HMA v Paul McFayden 2019Mr McFadyen has had his appeal against a Sheriff’s decision to place him on the sex offender register refused. The appellant was found guilty of a statutory breach of the peace against two teenage girls but argued that the offence did not have a “significant sexual aspect” therefore he should not have been placed on the Sex Offenders Register. The appeal was placed before the High Court in Edinburgh where it was heard that the charge including enticing and following teenage girls. The appellant was acquitted of a charged of assault on one of the teenagers.
The Sheriff after the trial asked both agents for the Crown and defence to give submissions on whether there was a significant sexual element to see if this case would fit the test for the notification requirements of the Sexual Offences Act 2003. The Sheriff agreed with the Crown that there was a significant sexual element to the offences that the appellant was convicted of. The matter firstly went before the Sheriff Appeal court and was dismissed before being remitted to the High Court.
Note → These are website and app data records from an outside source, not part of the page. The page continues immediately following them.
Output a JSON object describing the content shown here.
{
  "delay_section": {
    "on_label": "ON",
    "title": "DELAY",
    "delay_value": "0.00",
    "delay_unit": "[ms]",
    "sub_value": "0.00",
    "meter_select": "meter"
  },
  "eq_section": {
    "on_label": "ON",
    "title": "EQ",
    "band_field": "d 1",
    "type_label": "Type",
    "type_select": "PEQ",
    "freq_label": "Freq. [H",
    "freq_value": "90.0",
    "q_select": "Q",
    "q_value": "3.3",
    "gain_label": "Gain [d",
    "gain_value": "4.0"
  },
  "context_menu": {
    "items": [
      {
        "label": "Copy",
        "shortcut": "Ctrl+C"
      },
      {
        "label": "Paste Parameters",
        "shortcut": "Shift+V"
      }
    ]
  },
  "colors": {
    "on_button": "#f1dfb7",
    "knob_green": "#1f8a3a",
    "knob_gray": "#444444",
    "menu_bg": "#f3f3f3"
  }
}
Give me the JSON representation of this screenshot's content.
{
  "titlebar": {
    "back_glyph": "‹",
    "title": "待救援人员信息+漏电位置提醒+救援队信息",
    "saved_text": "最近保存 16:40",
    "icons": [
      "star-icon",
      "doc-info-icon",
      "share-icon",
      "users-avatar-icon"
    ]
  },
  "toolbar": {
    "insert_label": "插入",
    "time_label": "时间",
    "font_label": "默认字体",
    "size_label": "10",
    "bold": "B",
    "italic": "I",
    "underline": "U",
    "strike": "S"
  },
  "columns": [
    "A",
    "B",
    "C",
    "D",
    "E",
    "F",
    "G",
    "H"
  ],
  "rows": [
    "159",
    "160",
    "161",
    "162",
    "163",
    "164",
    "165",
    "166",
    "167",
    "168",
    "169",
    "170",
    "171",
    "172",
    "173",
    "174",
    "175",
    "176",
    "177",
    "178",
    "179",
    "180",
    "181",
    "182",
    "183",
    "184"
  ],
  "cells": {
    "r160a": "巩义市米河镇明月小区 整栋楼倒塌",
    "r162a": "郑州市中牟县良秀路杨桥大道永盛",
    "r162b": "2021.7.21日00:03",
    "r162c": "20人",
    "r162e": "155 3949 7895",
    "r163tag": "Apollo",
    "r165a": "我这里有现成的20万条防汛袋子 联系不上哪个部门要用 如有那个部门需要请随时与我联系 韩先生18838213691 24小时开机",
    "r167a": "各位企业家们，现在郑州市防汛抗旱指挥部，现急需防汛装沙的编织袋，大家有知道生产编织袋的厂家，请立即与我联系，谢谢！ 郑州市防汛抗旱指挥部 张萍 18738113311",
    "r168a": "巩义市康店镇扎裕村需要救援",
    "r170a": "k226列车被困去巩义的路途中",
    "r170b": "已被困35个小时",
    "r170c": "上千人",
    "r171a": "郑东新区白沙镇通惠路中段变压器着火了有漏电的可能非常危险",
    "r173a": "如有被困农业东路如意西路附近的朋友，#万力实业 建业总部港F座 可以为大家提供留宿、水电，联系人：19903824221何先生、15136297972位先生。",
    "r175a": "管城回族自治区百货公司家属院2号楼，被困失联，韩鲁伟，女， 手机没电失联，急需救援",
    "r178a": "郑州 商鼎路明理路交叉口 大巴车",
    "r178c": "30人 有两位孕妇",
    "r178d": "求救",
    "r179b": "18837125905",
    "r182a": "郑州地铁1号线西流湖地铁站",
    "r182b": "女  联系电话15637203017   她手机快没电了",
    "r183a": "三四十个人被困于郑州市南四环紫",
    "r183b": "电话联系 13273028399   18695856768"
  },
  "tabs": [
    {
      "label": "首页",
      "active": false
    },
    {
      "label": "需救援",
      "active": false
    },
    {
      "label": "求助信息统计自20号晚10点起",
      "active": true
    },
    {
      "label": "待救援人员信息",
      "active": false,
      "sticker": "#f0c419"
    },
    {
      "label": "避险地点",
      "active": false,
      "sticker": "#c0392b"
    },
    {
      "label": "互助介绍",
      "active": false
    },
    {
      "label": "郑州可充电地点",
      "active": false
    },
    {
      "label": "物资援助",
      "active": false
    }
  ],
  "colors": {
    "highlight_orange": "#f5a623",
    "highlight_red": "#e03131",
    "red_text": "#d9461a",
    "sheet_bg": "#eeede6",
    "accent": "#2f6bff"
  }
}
Leave to appeal to the High Court was granted on the basis that there was not enough notice in the libel that the crown considered there to be a significant sexual element to the offence and therefore there was “no adequate notice” of this.